I purchased a couple of exceptional examples of product design recently. The first was an ‘Uppababy Vista’ pushchair and carrycot and the second was a ‘Clicgear 3.5+’ golf trolley. They are similar in some ways – both are functional and attractive and both fold down to impossibly small bundles. The big difference was the price with the pushchair and carrycot costing five times the cost of the golf trolley. Obviously there is more to the pushchair but not five times more. I mean with a bit of modification you could almost push a baby around in the golf trolley. However the market knows best and both are market leaders.
It got me thinking again about what ‘stuff’ costs. ‘Stuff’ starts as a raw material, say clay in the case of a brick or iron ore in the case of a steel beam, and then all along the way costs are added. These include materials, labour, management, marketing and selling, operating costs, borrowing, research and development, return on capital, setting aside for future expansion and replacement etc. etc. A degree in economics is needed to make sense of the likes of fixed cost, variable cost, marginal cost, opportunity cost. The more you think about it the more complicated it becomes as it often depends on the route to market which is why in most cases it is left to the market to decide.

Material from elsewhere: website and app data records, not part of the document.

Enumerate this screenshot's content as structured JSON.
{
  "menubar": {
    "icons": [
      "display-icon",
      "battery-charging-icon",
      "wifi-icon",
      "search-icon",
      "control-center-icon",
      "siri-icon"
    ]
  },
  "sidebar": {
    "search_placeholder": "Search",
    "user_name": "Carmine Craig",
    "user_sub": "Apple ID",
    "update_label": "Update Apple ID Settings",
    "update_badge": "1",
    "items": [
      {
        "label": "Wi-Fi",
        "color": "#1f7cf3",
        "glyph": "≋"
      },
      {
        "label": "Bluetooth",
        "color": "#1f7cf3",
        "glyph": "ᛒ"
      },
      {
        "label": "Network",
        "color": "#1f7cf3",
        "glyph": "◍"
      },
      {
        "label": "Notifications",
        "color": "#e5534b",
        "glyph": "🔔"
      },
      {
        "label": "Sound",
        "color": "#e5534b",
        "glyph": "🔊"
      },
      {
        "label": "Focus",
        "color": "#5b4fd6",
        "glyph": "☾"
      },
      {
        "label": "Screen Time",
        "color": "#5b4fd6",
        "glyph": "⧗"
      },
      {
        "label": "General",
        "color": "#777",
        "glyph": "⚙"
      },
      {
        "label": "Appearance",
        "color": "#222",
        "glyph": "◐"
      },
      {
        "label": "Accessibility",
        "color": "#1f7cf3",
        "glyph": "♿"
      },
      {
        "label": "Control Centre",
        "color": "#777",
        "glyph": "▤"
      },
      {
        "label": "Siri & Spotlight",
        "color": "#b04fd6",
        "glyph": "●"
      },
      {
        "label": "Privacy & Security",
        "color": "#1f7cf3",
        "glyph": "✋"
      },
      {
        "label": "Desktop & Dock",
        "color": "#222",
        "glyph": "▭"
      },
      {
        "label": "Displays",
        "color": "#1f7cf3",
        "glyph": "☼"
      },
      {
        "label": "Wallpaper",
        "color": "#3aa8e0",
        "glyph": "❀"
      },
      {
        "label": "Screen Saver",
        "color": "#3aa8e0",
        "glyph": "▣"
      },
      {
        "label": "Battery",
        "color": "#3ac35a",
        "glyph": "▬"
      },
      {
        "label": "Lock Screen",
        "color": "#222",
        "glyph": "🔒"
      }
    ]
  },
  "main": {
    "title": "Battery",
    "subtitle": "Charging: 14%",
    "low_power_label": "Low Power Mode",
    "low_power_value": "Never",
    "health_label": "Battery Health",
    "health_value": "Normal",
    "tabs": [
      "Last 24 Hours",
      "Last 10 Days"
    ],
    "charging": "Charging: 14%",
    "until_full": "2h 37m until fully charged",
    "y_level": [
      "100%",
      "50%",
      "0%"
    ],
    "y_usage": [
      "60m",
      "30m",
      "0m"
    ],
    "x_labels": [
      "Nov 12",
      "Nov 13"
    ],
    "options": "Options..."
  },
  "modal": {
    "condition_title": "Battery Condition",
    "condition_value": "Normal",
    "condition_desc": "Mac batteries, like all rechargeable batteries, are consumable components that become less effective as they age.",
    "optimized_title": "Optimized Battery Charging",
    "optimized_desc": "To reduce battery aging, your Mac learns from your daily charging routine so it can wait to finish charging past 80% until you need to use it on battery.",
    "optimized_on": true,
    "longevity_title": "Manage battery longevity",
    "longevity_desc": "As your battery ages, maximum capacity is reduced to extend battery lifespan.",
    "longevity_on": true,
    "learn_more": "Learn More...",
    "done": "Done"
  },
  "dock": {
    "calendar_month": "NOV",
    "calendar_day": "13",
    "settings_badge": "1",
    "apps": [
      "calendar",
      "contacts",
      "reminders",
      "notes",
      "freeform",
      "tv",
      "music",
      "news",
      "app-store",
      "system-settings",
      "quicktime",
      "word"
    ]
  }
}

I am regularly asked what my designs will cost to build and I can, and do, provide an estimate on a m2 basis. A more detailed estimate can be provided by a quantity surveyor on an elemental basis or a contractor can give a ‘budget’ cost. If cost is looking like it could be a problem we can look at things like the size and complexity of the design, the method of construction, the specification level and the procurement approach. Do we use named products or generic equivalents or a performance specification? When all is said and done, competitive tendering remains the best route to determining price as the only price that ultimately matters is the market price which is the price at which a reputable contractor is prepared to sign a contract for the work.